# The input:
⟨
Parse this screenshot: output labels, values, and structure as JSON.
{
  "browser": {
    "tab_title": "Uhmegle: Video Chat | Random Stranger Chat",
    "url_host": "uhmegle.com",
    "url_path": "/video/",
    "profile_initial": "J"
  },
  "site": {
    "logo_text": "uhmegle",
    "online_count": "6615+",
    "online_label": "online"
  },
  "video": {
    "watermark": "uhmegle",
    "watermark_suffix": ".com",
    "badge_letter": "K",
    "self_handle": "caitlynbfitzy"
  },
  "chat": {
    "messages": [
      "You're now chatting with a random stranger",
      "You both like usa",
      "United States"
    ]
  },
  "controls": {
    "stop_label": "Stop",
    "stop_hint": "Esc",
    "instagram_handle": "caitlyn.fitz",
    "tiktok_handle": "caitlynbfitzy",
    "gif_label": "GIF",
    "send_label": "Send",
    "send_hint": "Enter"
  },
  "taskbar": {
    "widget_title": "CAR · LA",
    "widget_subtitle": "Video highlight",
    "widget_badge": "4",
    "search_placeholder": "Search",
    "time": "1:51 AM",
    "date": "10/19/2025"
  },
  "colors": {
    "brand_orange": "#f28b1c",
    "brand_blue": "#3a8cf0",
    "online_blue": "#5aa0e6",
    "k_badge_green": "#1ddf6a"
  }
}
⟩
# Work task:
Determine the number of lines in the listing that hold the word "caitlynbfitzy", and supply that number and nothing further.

# Response:
2